▶ **PROBLEM TO WORK ON**:
State how many lines in the listing below contain the word "JSON", with no other words.

########

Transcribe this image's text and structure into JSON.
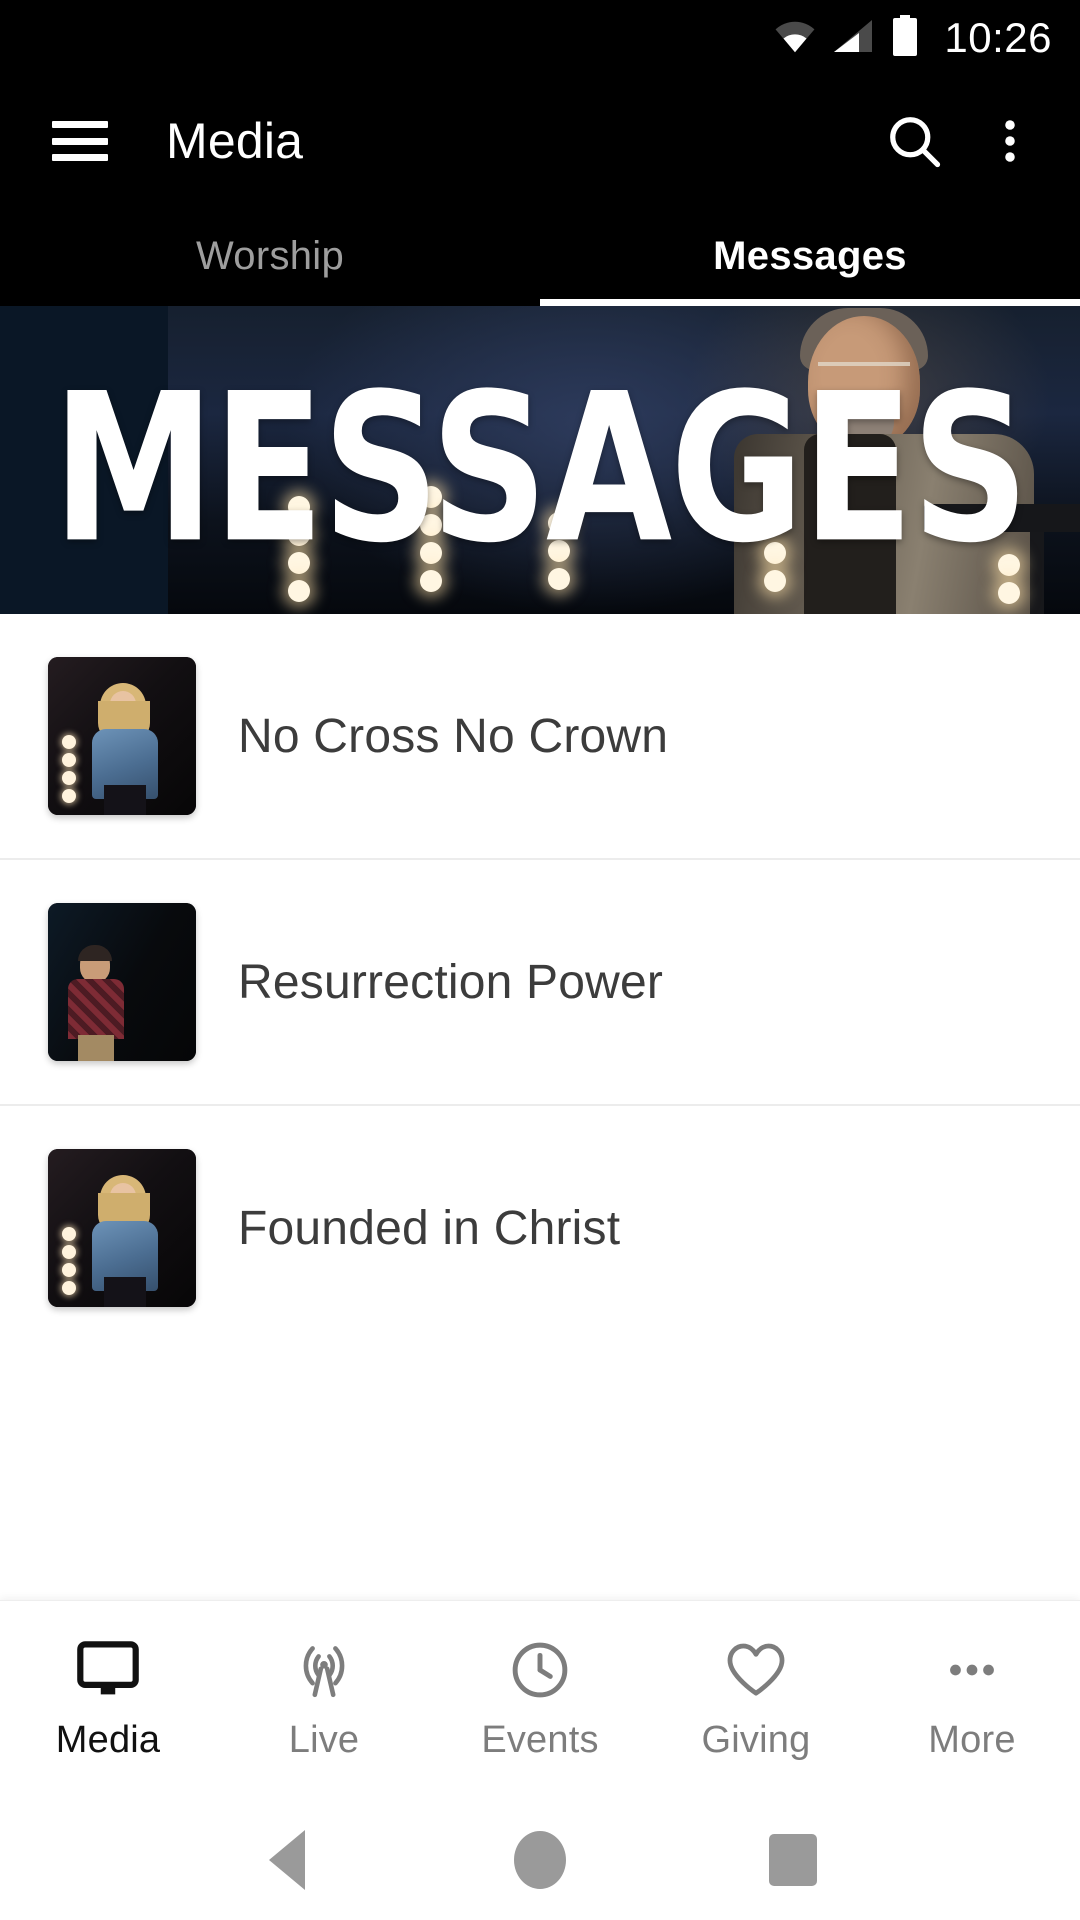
{
  "status_bar": {
    "time": "10:26",
    "icons": [
      "wifi-icon",
      "cellular-signal-icon",
      "battery-icon"
    ]
  },
  "app_bar": {
    "menu_icon": "hamburger-menu-icon",
    "title": "Media",
    "search_icon": "search-icon",
    "overflow_icon": "more-vertical-icon"
  },
  "tabs": [
    {
      "label": "Worship",
      "active": false
    },
    {
      "label": "Messages",
      "active": true
    }
  ],
  "hero": {
    "headline": "MESSAGES",
    "alt": "speaker-at-podium-photo"
  },
  "list": [
    {
      "title": "No Cross No Crown",
      "thumb": "woman-speaking-thumbnail"
    },
    {
      "title": "Resurrection Power",
      "thumb": "man-speaking-thumbnail"
    },
    {
      "title": "Founded in Christ",
      "thumb": "woman-speaking-thumbnail"
    },
    {
      "title": "",
      "thumb": "woman-speaking-thumbnail"
    }
  ],
  "bottom_nav": [
    {
      "label": "Media",
      "icon": "monitor-icon",
      "active": true
    },
    {
      "label": "Live",
      "icon": "broadcast-icon",
      "active": false
    },
    {
      "label": "Events",
      "icon": "clock-icon",
      "active": false
    },
    {
      "label": "Giving",
      "icon": "heart-icon",
      "active": false
    },
    {
      "label": "More",
      "icon": "ellipsis-icon",
      "active": false
    }
  ],
  "system_nav": {
    "back": "back-triangle-icon",
    "home": "home-circle-icon",
    "recents": "recents-square-icon"
  },
  "colors": {
    "app_bar_bg": "#000000",
    "active_tab": "#ffffff",
    "inactive_tab": "#9e9e9e",
    "list_title": "#3c3c3c",
    "nav_active": "#111111",
    "nav_inactive": "#7d7d7d",
    "page_bg": "#ffffff"
  }
}
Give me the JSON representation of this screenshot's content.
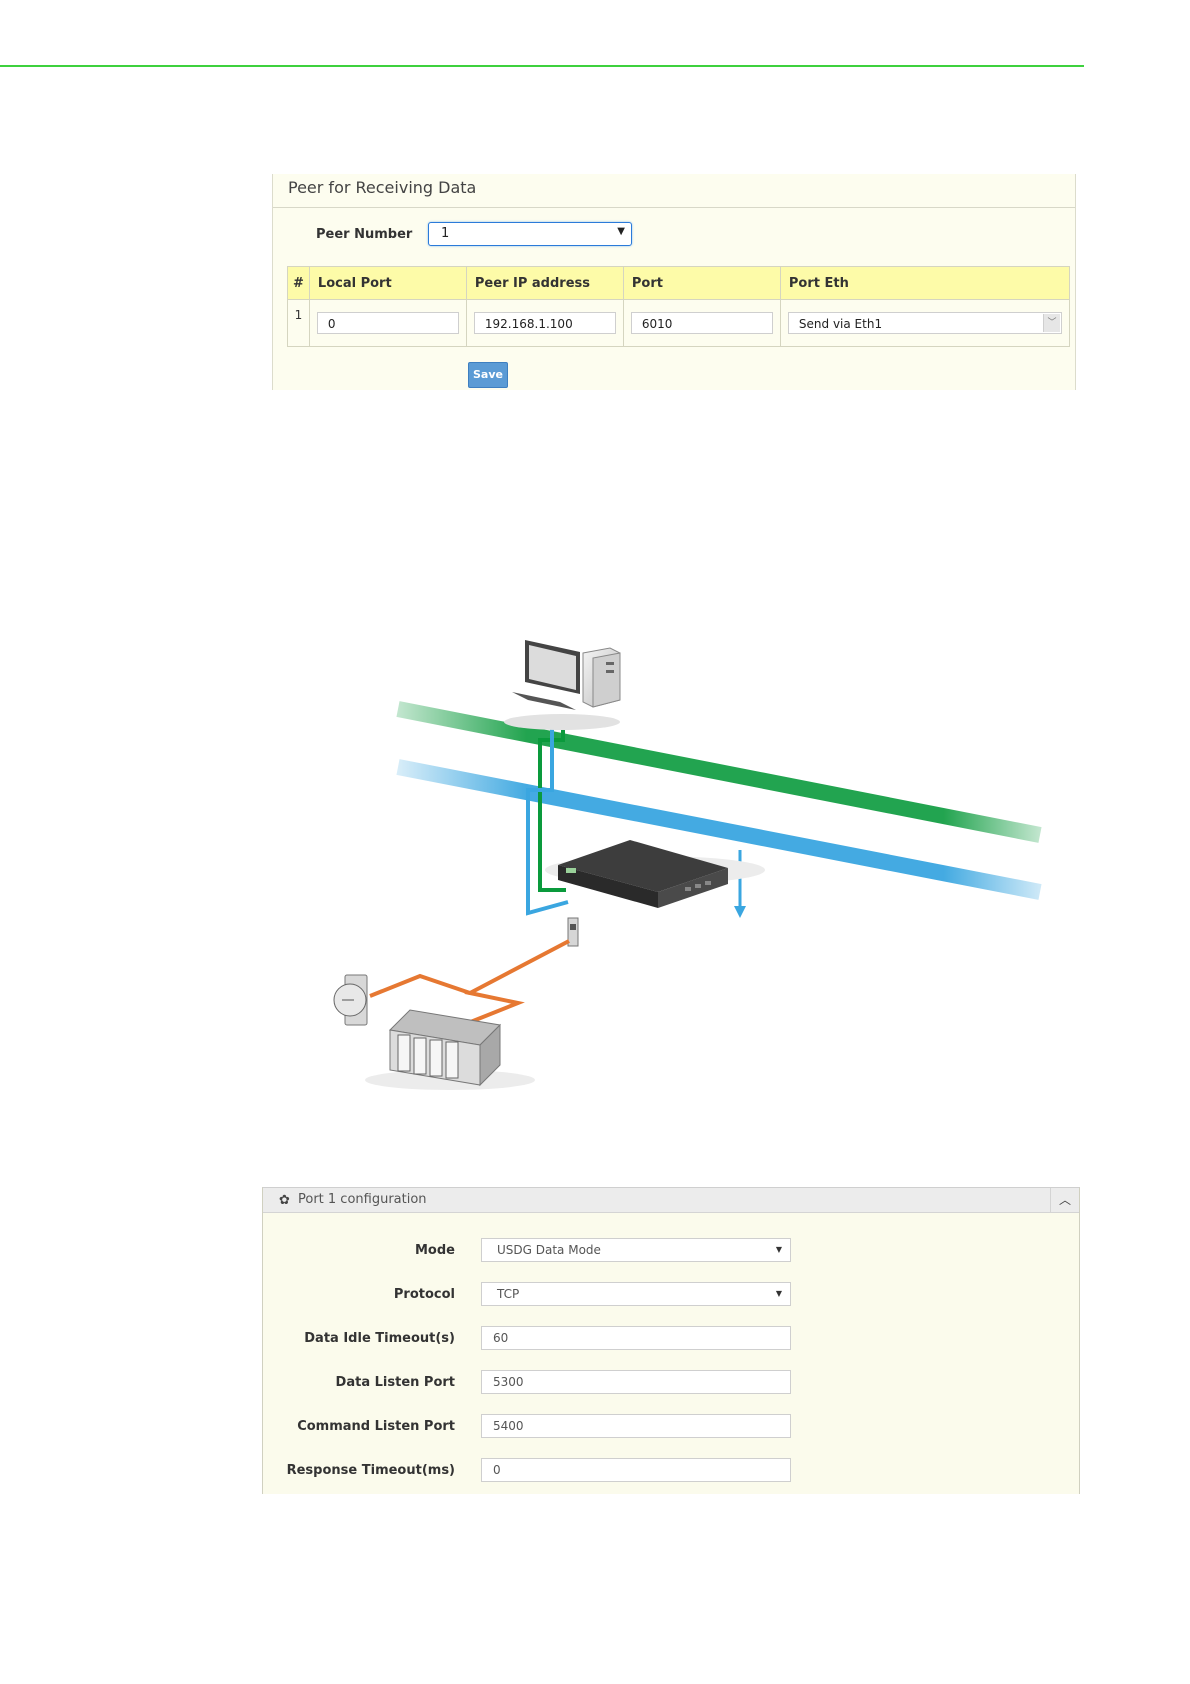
{
  "peer_panel": {
    "title": "Peer for Receiving Data",
    "peer_number_label": "Peer Number",
    "peer_number_value": "1",
    "columns": [
      "#",
      "Local Port",
      "Peer IP address",
      "Port",
      "Port Eth"
    ],
    "rows": [
      {
        "num": "1",
        "local_port": "0",
        "peer_ip": "192.168.1.100",
        "port": "6010",
        "port_eth": "Send via Eth1"
      }
    ],
    "save_label": "Save"
  },
  "diagram": {
    "colors": {
      "green": "#0a9a3c",
      "blue": "#3aa6e0",
      "orange": "#e67832"
    },
    "icons": [
      "desktop-computer-icon",
      "ethernet-switch-icon",
      "serial-device-server-icon",
      "field-sensor-icon",
      "plc-controller-icon"
    ]
  },
  "port_config": {
    "title": "Port 1 configuration",
    "fields": [
      {
        "label": "Mode",
        "value": "USDG Data Mode",
        "type": "select"
      },
      {
        "label": "Protocol",
        "value": "TCP",
        "type": "select"
      },
      {
        "label": "Data Idle Timeout(s)",
        "value": "60",
        "type": "input"
      },
      {
        "label": "Data Listen Port",
        "value": "5300",
        "type": "input"
      },
      {
        "label": "Command Listen Port",
        "value": "5400",
        "type": "input"
      },
      {
        "label": "Response Timeout(ms)",
        "value": "0",
        "type": "input"
      }
    ]
  }
}
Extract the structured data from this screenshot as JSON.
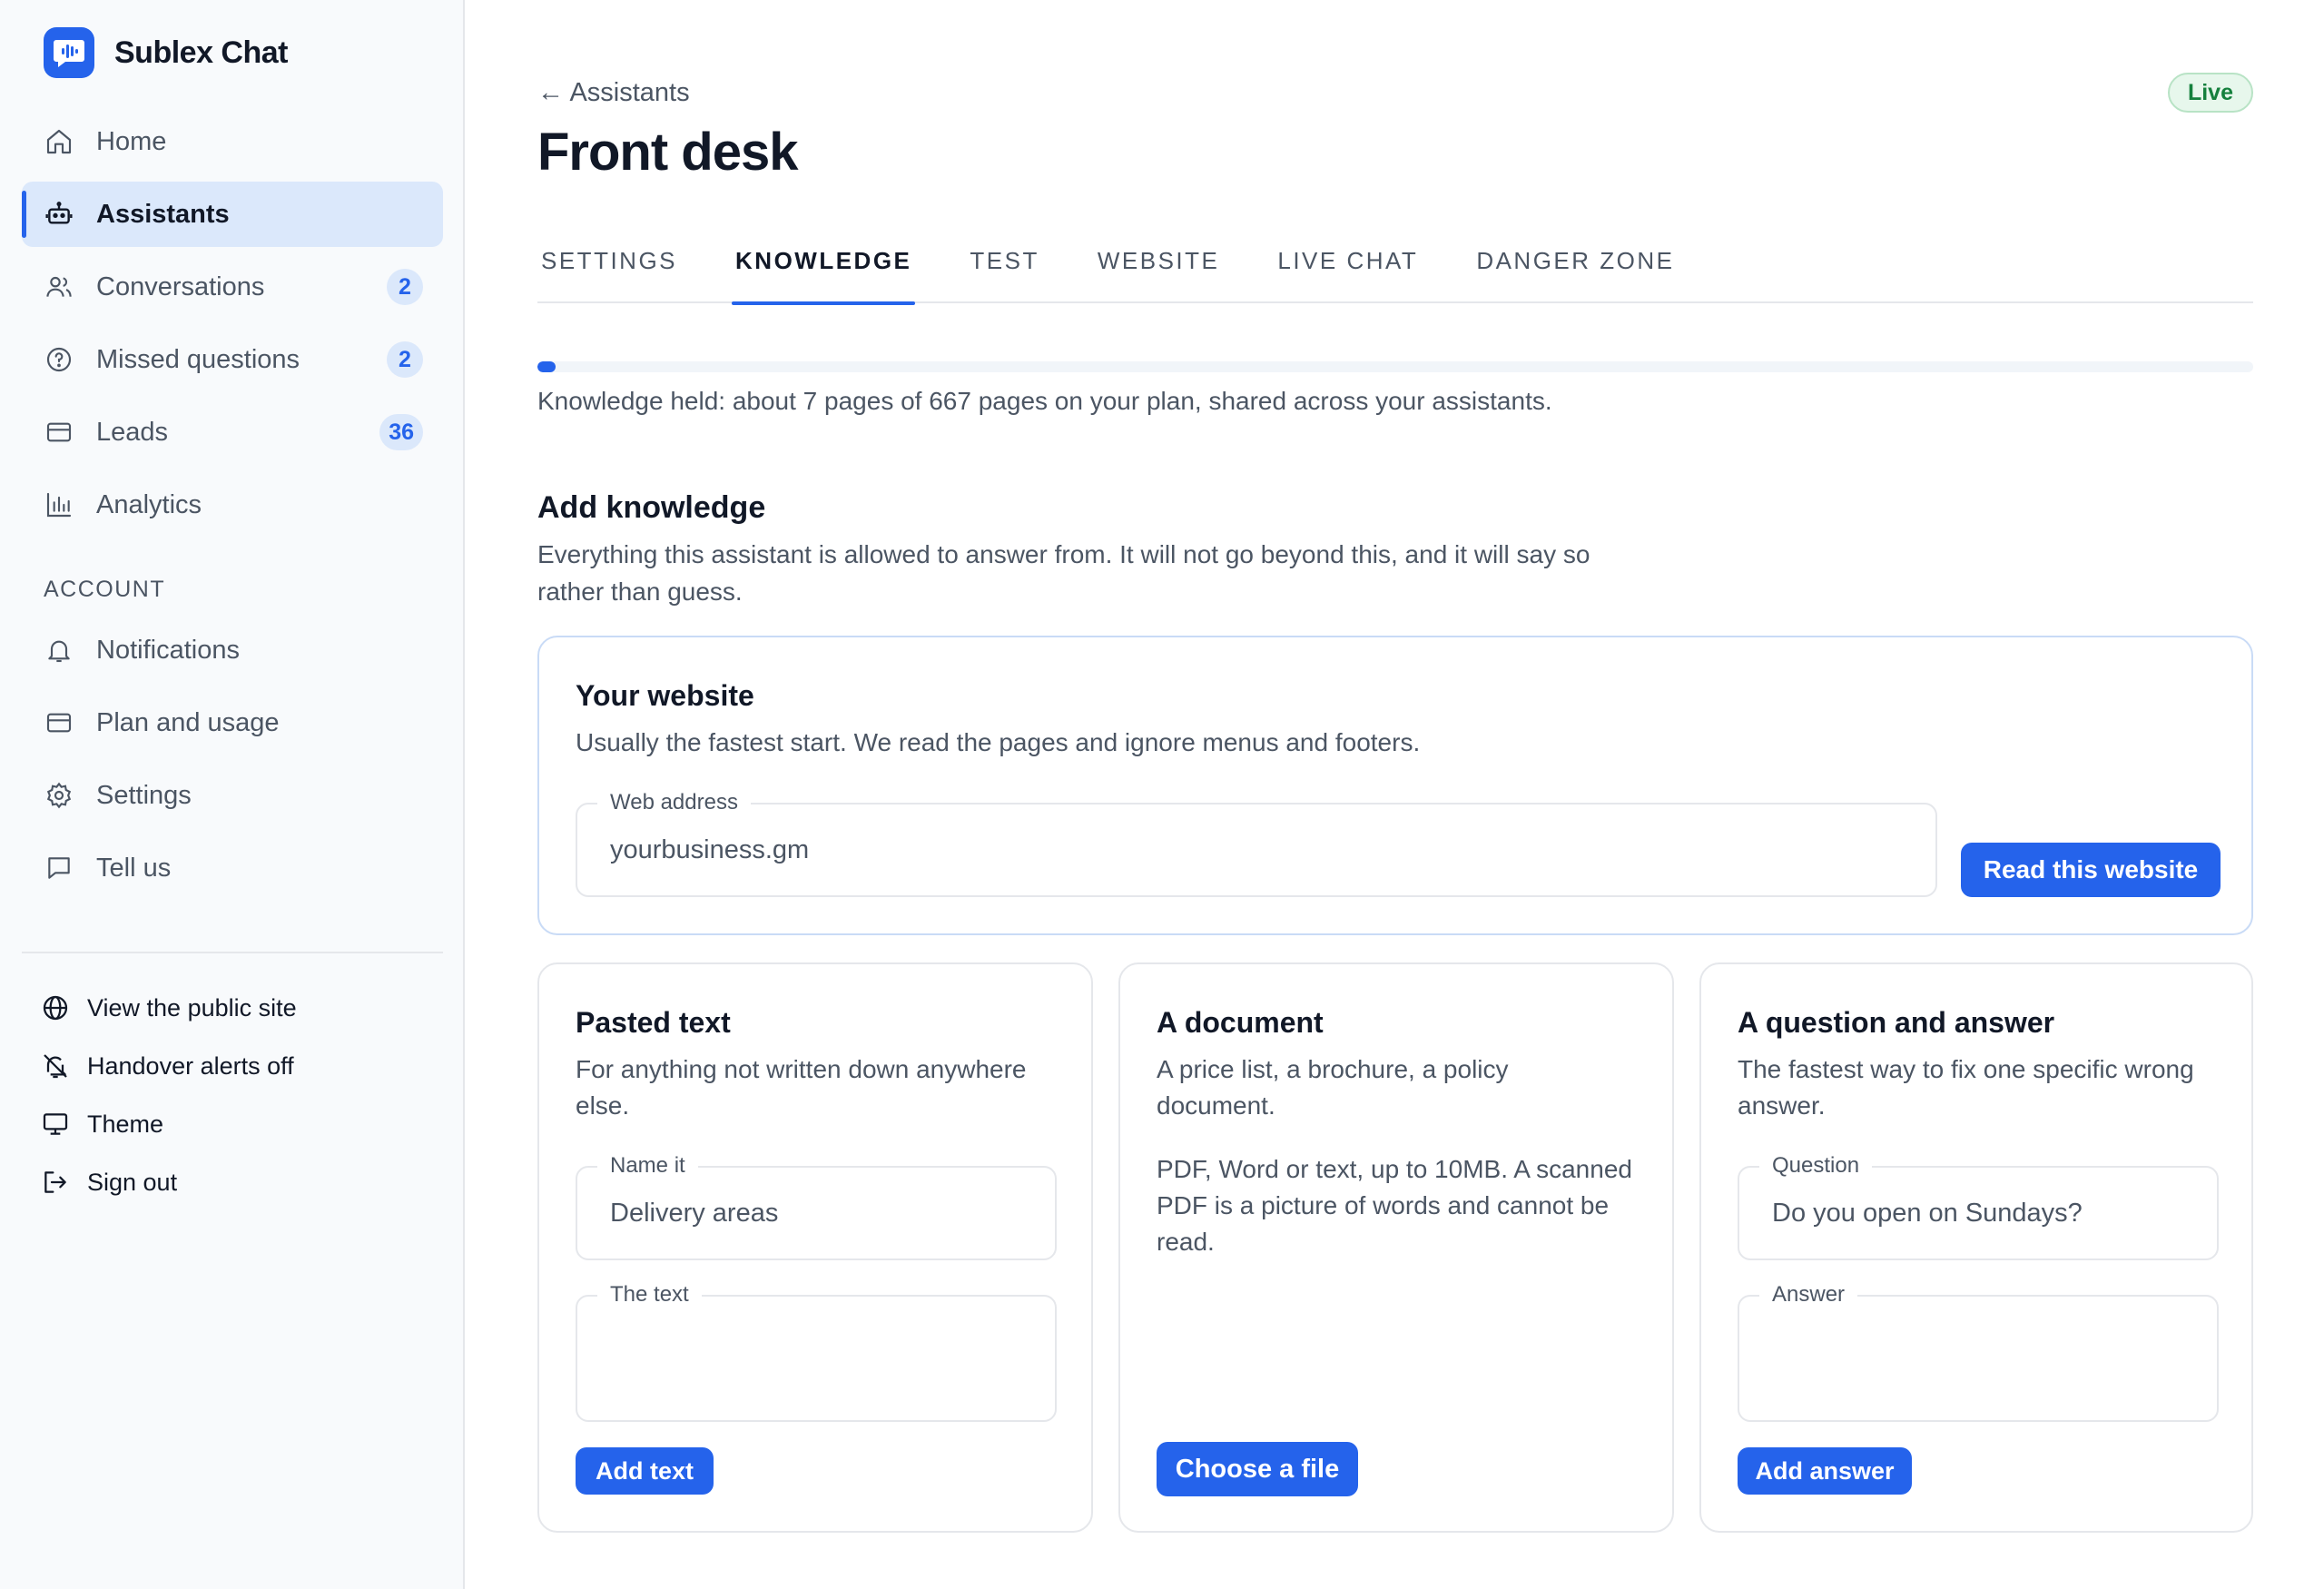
{
  "app": {
    "name": "Sublex Chat"
  },
  "sidebar": {
    "items": [
      {
        "label": "Home",
        "icon": "home-icon"
      },
      {
        "label": "Assistants",
        "icon": "robot-icon",
        "active": true
      },
      {
        "label": "Conversations",
        "icon": "users-icon",
        "badge": "2"
      },
      {
        "label": "Missed questions",
        "icon": "question-circle-icon",
        "badge": "2"
      },
      {
        "label": "Leads",
        "icon": "card-icon",
        "badge": "36"
      },
      {
        "label": "Analytics",
        "icon": "bar-chart-icon"
      }
    ],
    "account_label": "ACCOUNT",
    "account_items": [
      {
        "label": "Notifications",
        "icon": "bell-icon"
      },
      {
        "label": "Plan and usage",
        "icon": "credit-card-icon"
      },
      {
        "label": "Settings",
        "icon": "gear-icon"
      },
      {
        "label": "Tell us",
        "icon": "message-square-icon"
      }
    ],
    "footer": [
      {
        "label": "View the public site",
        "icon": "globe-icon"
      },
      {
        "label": "Handover alerts off",
        "icon": "bell-off-icon"
      },
      {
        "label": "Theme",
        "icon": "monitor-icon"
      },
      {
        "label": "Sign out",
        "icon": "sign-out-icon"
      }
    ]
  },
  "header": {
    "back_label": "← Assistants",
    "title": "Front desk",
    "status": "Live",
    "status_color": "#15803d"
  },
  "tabs": [
    {
      "label": "SETTINGS"
    },
    {
      "label": "KNOWLEDGE",
      "active": true
    },
    {
      "label": "TEST"
    },
    {
      "label": "WEBSITE"
    },
    {
      "label": "LIVE CHAT"
    },
    {
      "label": "DANGER ZONE"
    }
  ],
  "usage": {
    "used_pages": 7,
    "plan_pages": 667,
    "caption": "Knowledge held: about 7 pages of 667 pages on your plan, shared across your assistants."
  },
  "add_knowledge": {
    "title": "Add knowledge",
    "description": "Everything this assistant is allowed to answer from. It will not go beyond this, and it will say so rather than guess."
  },
  "website_card": {
    "title": "Your website",
    "description": "Usually the fastest start. We read the pages and ignore menus and footers.",
    "field_label": "Web address",
    "field_placeholder": "yourbusiness.gm",
    "button": "Read this website"
  },
  "pasted_card": {
    "title": "Pasted text",
    "description": "For anything not written down anywhere else.",
    "name_label": "Name it",
    "name_placeholder": "Delivery areas",
    "text_label": "The text",
    "button": "Add text"
  },
  "document_card": {
    "title": "A document",
    "description": "A price list, a brochure, a policy document.",
    "note": "PDF, Word or text, up to 10MB. A scanned PDF is a picture of words and cannot be read.",
    "button": "Choose a file"
  },
  "qa_card": {
    "title": "A question and answer",
    "description": "The fastest way to fix one specific wrong answer.",
    "question_label": "Question",
    "question_placeholder": "Do you open on Sundays?",
    "answer_label": "Answer",
    "button": "Add answer"
  },
  "colors": {
    "accent": "#2563eb",
    "active_nav_bg": "#dbe8fb",
    "live_bg": "#e7f7ec"
  }
}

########

▶ **SOLUTION TO THE EXERCISE**:
3